[Start of Attachment]

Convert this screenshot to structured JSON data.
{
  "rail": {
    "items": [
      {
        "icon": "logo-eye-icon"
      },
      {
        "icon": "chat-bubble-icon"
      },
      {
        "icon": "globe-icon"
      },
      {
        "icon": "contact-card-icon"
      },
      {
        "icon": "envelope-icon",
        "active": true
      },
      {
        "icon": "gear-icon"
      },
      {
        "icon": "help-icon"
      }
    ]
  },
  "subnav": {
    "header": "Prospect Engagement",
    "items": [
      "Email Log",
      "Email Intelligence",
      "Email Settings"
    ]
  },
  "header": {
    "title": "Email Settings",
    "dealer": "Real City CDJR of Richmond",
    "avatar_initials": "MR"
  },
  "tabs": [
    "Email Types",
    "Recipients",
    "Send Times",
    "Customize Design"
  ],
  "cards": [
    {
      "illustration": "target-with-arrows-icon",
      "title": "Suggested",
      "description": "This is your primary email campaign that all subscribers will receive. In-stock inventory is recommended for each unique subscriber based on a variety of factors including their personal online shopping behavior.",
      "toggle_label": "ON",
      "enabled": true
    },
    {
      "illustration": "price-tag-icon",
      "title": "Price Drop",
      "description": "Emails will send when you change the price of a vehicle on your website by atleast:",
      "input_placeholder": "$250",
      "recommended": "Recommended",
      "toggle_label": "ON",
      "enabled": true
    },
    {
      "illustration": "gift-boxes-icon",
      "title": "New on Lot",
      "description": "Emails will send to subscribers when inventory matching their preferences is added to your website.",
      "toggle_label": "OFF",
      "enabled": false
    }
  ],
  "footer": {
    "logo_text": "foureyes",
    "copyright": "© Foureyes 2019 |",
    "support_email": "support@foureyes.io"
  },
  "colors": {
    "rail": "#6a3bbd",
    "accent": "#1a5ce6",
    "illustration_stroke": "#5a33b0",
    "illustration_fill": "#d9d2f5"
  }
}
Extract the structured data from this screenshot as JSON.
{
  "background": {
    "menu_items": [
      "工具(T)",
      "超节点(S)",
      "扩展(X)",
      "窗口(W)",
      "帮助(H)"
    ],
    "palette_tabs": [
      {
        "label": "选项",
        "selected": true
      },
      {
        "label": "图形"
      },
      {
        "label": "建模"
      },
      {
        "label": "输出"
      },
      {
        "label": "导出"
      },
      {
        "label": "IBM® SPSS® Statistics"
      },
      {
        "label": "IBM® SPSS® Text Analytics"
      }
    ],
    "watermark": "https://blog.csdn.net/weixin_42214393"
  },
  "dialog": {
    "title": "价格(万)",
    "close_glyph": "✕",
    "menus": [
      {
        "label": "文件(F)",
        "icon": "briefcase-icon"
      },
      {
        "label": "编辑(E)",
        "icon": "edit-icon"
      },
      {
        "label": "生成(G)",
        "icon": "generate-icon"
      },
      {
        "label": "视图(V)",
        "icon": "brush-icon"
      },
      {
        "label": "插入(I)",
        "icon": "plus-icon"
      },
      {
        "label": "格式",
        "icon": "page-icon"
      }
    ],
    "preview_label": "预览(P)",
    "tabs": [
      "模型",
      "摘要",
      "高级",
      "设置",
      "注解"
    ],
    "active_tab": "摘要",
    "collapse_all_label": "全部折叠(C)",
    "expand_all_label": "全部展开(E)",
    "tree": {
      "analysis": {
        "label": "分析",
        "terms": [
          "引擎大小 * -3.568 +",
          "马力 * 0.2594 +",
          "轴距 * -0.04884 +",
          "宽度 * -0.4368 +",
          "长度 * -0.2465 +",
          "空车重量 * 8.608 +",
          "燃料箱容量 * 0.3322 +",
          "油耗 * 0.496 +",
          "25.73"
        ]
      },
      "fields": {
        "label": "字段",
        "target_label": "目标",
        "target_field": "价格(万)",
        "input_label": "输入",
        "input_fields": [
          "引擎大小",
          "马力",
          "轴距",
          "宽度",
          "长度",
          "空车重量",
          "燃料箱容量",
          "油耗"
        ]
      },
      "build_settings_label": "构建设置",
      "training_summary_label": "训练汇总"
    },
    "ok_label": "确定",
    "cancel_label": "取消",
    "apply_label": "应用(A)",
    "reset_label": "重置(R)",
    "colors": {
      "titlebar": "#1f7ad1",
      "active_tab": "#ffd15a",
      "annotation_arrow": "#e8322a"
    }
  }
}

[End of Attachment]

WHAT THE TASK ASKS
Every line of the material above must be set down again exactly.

EXERCISE RESULT
Convert this screenshot to structured JSON data.
{
  "rail": {
    "items": [
      {
        "icon": "logo-eye-icon"
      },
      {
        "icon": "chat-bubble-icon"
      },
      {
        "icon": "globe-icon"
      },
      {
        "icon": "contact-card-icon"
      },
      {
        "icon": "envelope-icon",
        "active": true
      },
      {
        "icon": "gear-icon"
      },
      {
        "icon": "help-icon"
      }
    ]
  },
  "subnav": {
    "header": "Prospect Engagement",
    "items": [
      "Email Log",
      "Email Intelligence",
      "Email Settings"
    ]
  },
  "header": {
    "title": "Email Settings",
    "dealer": "Real City CDJR of Richmond",
    "avatar_initials": "MR"
  },
  "tabs": [
    "Email Types",
    "Recipients",
    "Send Times",
    "Customize Design"
  ],
  "cards": [
    {
      "illustration": "target-with-arrows-icon",
      "title": "Suggested",
      "description": "This is your primary email campaign that all subscribers will receive. In-stock inventory is recommended for each unique subscriber based on a variety of factors including their personal online shopping behavior.",
      "toggle_label": "ON",
      "enabled": true
    },
    {
      "illustration": "price-tag-icon",
      "title": "Price Drop",
      "description": "Emails will send when you change the price of a vehicle on your website by atleast:",
      "input_placeholder": "$250",
      "recommended": "Recommended",
      "toggle_label": "ON",
      "enabled": true
    },
    {
      "illustration": "gift-boxes-icon",
      "title": "New on Lot",
      "description": "Emails will send to subscribers when inventory matching their preferences is added to your website.",
      "toggle_label": "OFF",
      "enabled": false
    }
  ],
  "footer": {
    "logo_text": "foureyes",
    "copyright": "© Foureyes 2019 |",
    "support_email": "support@foureyes.io"
  },
  "colors": {
    "rail": "#6a3bbd",
    "accent": "#1a5ce6",
    "illustration_stroke": "#5a33b0",
    "illustration_fill": "#d9d2f5"
  }
}
Extract the structured data from this screenshot as JSON.
{
  "background": {
    "menu_items": [
      "工具(T)",
      "超节点(S)",
      "扩展(X)",
      "窗口(W)",
      "帮助(H)"
    ],
    "palette_tabs": [
      {
        "label": "选项",
        "selected": true
      },
      {
        "label": "图形"
      },
      {
        "label": "建模"
      },
      {
        "label": "输出"
      },
      {
        "label": "导出"
      },
      {
        "label": "IBM® SPSS® Statistics"
      },
      {
        "label": "IBM® SPSS® Text Analytics"
      }
    ],
    "watermark": "https://blog.csdn.net/weixin_42214393"
  },
  "dialog": {
    "title": "价格(万)",
    "close_glyph": "✕",
    "menus": [
      {
        "label": "文件(F)",
        "icon": "briefcase-icon"
      },
      {
        "label": "编辑(E)",
        "icon": "edit-icon"
      },
      {
        "label": "生成(G)",
        "icon": "generate-icon"
      },
      {
        "label": "视图(V)",
        "icon": "brush-icon"
      },
      {
        "label": "插入(I)",
        "icon": "plus-icon"
      },
      {
        "label": "格式",
        "icon": "page-icon"
      }
    ],
    "preview_label": "预览(P)",
    "tabs": [
      "模型",
      "摘要",
      "高级",
      "设置",
      "注解"
    ],
    "active_tab": "摘要",
    "collapse_all_label": "全部折叠(C)",
    "expand_all_label": "全部展开(E)",
    "tree": {
      "analysis": {
        "label": "分析",
        "terms": [
          "引擎大小 * -3.568 +",
          "马力 * 0.2594 +",
          "轴距 * -0.04884 +",
          "宽度 * -0.4368 +",
          "长度 * -0.2465 +",
          "空车重量 * 8.608 +",
          "燃料箱容量 * 0.3322 +",
          "油耗 * 0.496 +",
          "25.73"
        ]
      },
      "fields": {
        "label": "字段",
        "target_label": "目标",
        "target_field": "价格(万)",
        "input_label": "输入",
        "input_fields": [
          "引擎大小",
          "马力",
          "轴距",
          "宽度",
          "长度",
          "空车重量",
          "燃料箱容量",
          "油耗"
        ]
      },
      "build_settings_label": "构建设置",
      "training_summary_label": "训练汇总"
    },
    "ok_label": "确定",
    "cancel_label": "取消",
    "apply_label": "应用(A)",
    "reset_label": "重置(R)",
    "colors": {
      "titlebar": "#1f7ad1",
      "active_tab": "#ffd15a",
      "annotation_arrow": "#e8322a"
    }
  }
}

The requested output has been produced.